House majority leader is a full-time job, especially when the majority one is leading is famously divided and independent-minded. Throw in ambitions to be speaker, and being titular head of a mini-think tank, and Eric Cantor was very, very busy. Good for him.
Let Cantor constituent Robert Tracinski explain at the Federalist why some people back home didn't love this.
For almost as long as I’ve lived here, which is coming up on 20 years now, the purpose of the seventh district has been to re-elect Eric Cantor every two years. ...
And Cantor knew it. Because he didn’t have to worry too much about getting re-elected every two years, his political ambition was channeled into rising through the hierarchy of the House leadership. Rise he did, all the way up to the #2 spot, and he was waiting in the wings to become Speaker of the House.
The result was that Cantor’s real constituency wasn’t the folks back home. His constituency was the Republican leadership and the Republican establishment. That’s who he really answered to.
This may sound backwards to some people inside the Beltway. Isn’t it supposed to be a good thing when your congressman has above-average power in Washington? Shouldn’t your district’s added “clout” outweigh the costs of your representative having less time to care about you?
Here's the thing: “clout” is often a euphemism for earmarks and pork. And Washington sometimes overestimates how easily voters can be bought off by federal largesse.
Particular to Cantor's situation (and to some extent, Thad Cochran's plight), “clout,” is not all that valuable for Republicans these days. Using government as a dispenser of favors is out of fashion on the Right these days. It's cronyism.
And if you’re busy with other jobs on Capitol Hill, how are you supposed to pay attention back home? Historically, you did it with earmarks!
Tracinski has a priceless story on this:
Here’s my favorite Eric Cantor story. At the Republican Convention in 2008, I approached Cantor after an event, introduced myself as a constituent, and told him where I lived. It’s a tiny place, more of a wide spot in the road than an actual town, so this was partly a test to see how well Cantor knew his own district. I turns out that he did recognize the town, and to prove it, he started to tell me about how he had worked on getting us an earmark for a local Civil War battlefield park. An earmark, mind you, just after Republicans had officially renounced earmarks in an attempt to appease small-government types. Cantor suddenly realized this and literally stopped himself in mid-sentence. Then he hastily added: “But we don’t do that any more.”
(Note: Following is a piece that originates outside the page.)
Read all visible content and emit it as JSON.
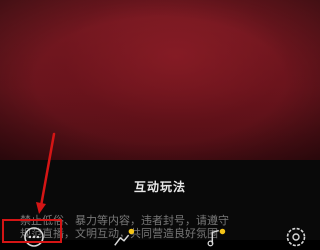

Republicans don’t do that anymore. They banned earmarks in 2010. So Eric Cantor ends up too busy to shake hands back home, and the GOP ends up too pure for Cantor to send pork back home. Suddenly, Virginia’s 7th District feels abandoned. So he lost their affection.
A related phenomenon could be the difficulty faced by lawmakers seeking re-election following a presidential run: Bob Smith’s primary defeat in 2002, Chris Dodd’s horrible poll numbers in 2010, Joe Lieberman’s primary loss in 2006, to name a few.
Congressmen: Voters are your bosses. Make them believe you see them that way, or you can get fired.